§ **Listed entries**
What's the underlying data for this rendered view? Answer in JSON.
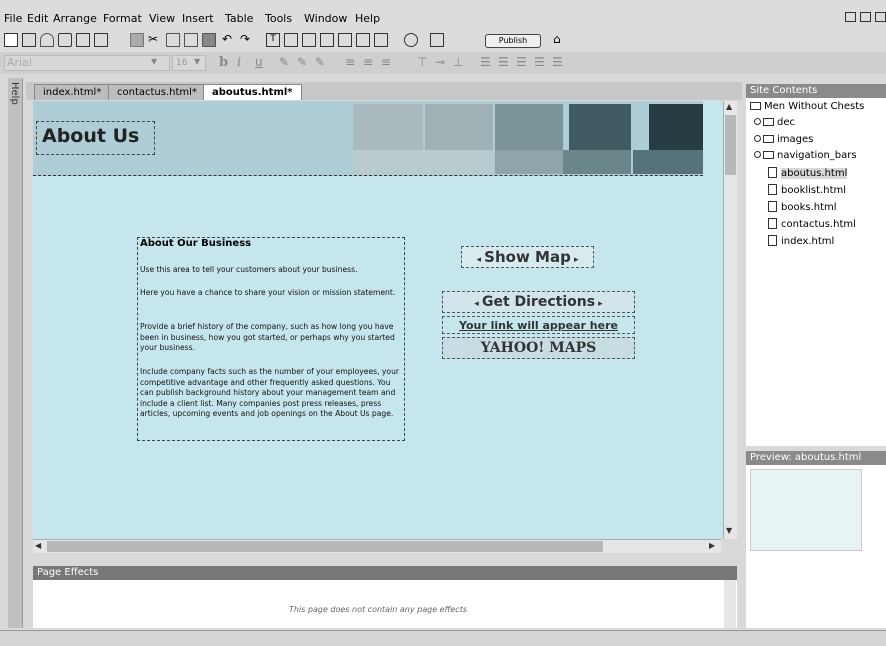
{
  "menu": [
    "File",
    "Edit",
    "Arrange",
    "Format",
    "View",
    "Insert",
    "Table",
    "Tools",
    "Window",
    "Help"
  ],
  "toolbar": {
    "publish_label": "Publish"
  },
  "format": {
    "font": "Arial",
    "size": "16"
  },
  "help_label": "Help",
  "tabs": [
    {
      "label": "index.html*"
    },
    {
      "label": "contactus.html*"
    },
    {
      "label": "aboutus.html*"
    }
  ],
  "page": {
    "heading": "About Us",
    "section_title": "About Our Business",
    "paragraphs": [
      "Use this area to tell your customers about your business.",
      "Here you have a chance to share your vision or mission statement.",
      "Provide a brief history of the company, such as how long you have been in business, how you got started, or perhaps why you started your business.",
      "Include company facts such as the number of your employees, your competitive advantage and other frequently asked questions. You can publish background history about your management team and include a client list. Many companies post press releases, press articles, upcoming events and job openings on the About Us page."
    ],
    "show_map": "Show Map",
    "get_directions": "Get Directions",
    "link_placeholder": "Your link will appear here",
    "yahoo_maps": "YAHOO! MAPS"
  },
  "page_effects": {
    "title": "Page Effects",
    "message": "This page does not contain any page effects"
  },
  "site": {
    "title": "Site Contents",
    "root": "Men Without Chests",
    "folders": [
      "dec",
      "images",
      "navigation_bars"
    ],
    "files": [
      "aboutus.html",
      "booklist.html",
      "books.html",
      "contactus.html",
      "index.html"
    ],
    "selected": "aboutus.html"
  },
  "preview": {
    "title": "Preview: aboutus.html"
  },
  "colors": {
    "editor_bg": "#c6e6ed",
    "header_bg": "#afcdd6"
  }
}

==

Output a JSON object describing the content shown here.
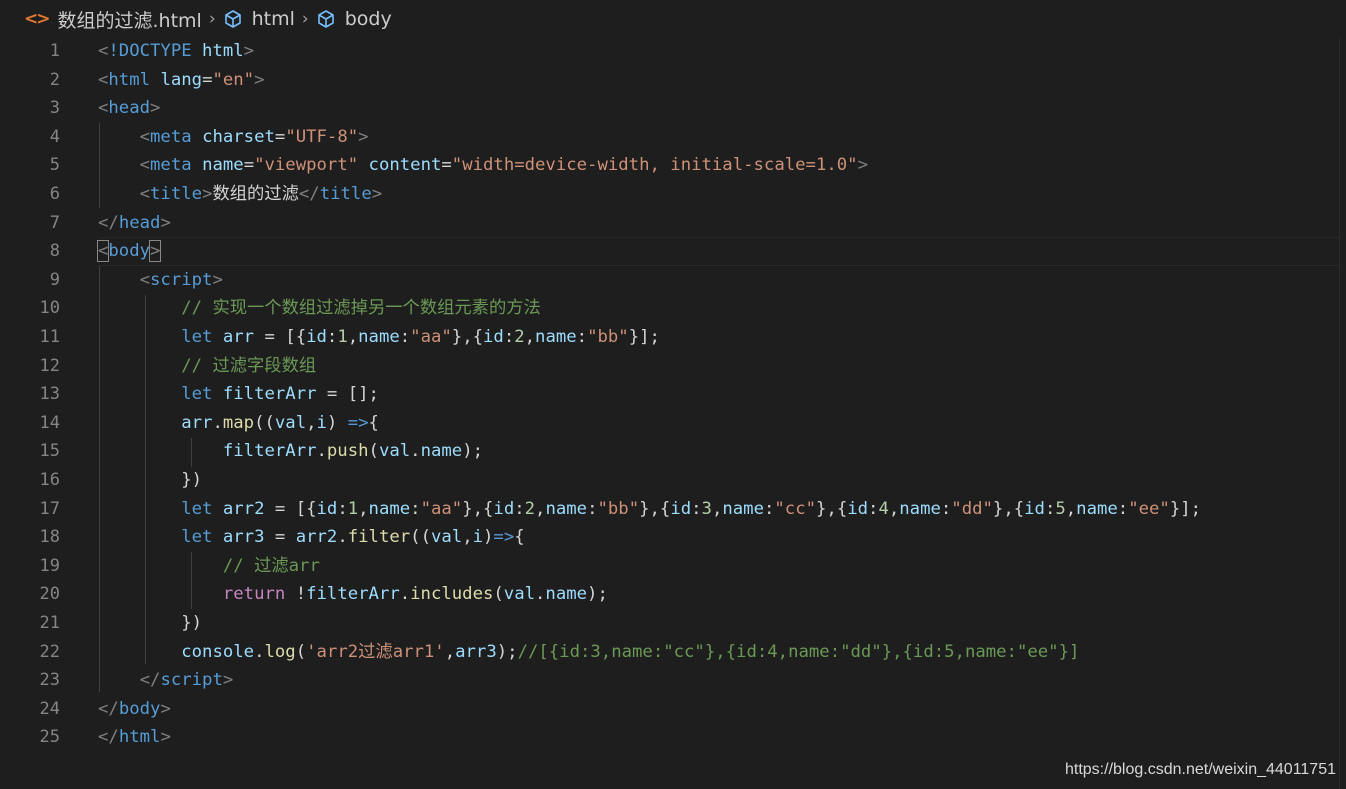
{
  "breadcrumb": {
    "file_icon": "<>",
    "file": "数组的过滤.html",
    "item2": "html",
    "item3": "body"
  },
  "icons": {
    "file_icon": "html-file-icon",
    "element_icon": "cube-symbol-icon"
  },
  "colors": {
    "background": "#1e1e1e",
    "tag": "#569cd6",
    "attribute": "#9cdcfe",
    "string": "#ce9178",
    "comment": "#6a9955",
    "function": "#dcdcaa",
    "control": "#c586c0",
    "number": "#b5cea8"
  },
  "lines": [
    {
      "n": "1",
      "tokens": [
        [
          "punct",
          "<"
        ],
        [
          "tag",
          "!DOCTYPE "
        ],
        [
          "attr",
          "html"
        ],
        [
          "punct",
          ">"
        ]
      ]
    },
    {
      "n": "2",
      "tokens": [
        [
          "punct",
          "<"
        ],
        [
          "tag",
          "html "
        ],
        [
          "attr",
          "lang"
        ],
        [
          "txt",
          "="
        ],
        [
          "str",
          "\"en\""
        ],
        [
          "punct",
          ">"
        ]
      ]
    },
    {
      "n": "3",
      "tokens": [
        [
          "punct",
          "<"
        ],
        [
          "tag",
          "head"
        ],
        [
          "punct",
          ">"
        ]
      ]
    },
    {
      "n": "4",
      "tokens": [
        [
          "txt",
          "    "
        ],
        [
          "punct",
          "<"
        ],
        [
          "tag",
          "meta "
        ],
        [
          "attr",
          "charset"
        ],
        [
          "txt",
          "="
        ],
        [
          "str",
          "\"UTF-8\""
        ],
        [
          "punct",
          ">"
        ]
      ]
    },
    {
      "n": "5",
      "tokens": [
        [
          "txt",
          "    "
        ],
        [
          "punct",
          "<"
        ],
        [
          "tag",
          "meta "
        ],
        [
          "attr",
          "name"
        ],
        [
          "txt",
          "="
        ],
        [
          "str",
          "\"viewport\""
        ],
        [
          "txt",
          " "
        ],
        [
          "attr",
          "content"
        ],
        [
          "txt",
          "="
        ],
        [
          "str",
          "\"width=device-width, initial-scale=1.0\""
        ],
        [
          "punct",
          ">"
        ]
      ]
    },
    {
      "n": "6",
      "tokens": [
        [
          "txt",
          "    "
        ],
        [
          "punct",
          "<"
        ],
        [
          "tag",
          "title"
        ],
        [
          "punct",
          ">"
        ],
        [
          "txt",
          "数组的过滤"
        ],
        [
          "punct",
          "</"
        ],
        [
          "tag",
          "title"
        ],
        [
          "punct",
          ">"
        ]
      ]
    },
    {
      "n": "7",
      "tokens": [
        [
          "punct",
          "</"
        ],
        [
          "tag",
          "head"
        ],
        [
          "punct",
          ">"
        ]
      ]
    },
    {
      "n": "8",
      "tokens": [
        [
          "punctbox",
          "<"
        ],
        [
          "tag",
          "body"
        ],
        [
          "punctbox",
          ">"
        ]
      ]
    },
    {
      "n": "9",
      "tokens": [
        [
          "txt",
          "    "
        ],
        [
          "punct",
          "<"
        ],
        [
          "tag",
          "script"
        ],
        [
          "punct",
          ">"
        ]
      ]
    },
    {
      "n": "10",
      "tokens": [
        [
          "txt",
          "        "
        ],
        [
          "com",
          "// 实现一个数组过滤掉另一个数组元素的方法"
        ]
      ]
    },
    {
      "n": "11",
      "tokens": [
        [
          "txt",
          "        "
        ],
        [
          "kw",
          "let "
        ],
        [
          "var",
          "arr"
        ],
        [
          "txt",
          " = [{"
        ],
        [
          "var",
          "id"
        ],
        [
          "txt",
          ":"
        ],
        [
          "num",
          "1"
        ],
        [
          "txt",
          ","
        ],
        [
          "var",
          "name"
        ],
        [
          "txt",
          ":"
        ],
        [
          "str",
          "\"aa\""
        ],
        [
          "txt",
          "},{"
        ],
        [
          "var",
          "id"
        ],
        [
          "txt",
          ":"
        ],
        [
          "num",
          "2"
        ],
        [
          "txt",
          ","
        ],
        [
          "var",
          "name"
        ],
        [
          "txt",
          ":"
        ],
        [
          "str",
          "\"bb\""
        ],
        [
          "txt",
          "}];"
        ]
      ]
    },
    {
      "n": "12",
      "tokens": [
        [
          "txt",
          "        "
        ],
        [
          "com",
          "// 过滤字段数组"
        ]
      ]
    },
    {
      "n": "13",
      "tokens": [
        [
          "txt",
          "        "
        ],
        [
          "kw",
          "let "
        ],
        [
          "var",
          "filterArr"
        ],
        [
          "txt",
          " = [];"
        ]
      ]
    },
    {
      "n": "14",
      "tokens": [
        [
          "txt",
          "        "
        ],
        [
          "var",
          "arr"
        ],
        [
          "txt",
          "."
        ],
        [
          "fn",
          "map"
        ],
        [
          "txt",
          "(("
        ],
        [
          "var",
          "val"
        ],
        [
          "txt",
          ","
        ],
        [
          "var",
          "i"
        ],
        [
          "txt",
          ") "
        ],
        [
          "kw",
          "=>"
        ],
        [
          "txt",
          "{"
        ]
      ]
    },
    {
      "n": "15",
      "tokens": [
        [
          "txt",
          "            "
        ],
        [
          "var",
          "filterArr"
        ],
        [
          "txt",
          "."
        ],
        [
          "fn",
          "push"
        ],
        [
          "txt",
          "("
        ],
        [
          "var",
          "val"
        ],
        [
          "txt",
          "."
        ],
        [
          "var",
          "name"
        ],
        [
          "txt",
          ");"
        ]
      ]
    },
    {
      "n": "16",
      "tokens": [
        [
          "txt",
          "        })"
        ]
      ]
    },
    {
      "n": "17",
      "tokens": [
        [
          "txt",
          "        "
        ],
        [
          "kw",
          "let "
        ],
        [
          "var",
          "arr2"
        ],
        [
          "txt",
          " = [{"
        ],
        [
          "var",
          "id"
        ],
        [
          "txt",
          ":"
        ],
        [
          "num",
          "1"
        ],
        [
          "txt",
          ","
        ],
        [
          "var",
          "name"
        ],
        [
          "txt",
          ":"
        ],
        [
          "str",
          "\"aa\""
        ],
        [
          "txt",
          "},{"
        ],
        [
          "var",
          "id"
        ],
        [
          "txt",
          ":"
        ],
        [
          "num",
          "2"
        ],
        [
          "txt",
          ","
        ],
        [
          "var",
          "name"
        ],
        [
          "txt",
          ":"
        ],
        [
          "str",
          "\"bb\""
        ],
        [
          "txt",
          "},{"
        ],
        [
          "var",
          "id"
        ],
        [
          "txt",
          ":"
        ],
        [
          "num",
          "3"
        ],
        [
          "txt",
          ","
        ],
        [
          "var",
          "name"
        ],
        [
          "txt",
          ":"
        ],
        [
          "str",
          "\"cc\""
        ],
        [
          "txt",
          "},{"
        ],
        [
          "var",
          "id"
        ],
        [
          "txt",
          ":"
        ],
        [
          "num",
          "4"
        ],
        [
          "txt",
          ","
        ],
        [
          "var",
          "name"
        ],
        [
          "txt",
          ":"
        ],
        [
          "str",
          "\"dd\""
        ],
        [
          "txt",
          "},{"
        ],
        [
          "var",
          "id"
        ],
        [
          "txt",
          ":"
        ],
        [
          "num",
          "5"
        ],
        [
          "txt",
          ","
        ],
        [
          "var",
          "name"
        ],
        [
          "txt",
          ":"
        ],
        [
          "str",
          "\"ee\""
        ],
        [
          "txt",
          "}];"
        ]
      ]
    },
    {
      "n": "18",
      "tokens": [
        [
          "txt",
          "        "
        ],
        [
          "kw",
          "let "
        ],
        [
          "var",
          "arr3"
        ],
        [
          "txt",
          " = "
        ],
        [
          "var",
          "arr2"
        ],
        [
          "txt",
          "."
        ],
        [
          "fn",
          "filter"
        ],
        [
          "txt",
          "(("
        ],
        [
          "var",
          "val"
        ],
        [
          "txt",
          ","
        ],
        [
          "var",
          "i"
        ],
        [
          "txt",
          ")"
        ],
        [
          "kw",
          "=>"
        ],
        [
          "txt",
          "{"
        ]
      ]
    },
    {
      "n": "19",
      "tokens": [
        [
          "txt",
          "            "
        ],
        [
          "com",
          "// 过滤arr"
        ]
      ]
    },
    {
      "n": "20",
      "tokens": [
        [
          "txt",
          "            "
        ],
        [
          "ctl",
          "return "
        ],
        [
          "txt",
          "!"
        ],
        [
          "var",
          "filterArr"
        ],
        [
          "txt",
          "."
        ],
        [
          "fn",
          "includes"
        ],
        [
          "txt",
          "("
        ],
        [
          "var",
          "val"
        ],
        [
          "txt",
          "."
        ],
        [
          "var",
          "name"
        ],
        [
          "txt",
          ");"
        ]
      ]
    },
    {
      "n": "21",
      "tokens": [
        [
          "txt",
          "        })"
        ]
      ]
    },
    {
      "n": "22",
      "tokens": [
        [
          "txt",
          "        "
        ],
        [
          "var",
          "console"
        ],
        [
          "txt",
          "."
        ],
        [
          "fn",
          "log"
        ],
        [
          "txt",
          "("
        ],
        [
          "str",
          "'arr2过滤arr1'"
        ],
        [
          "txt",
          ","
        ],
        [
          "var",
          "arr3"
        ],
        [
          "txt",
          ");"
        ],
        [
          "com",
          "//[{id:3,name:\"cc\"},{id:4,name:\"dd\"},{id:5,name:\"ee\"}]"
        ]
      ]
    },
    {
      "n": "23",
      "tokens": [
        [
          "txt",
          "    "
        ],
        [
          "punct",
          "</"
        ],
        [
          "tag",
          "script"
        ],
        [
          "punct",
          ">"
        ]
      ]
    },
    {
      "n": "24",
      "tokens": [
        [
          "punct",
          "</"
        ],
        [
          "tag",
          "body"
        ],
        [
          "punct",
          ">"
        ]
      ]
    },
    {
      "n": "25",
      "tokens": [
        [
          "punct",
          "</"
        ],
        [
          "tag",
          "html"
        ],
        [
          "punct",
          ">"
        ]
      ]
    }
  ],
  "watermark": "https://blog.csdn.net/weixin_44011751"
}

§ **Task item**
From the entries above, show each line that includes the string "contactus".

§ **Your solution**
      "label": "contactus.html*"
      "contactus.html",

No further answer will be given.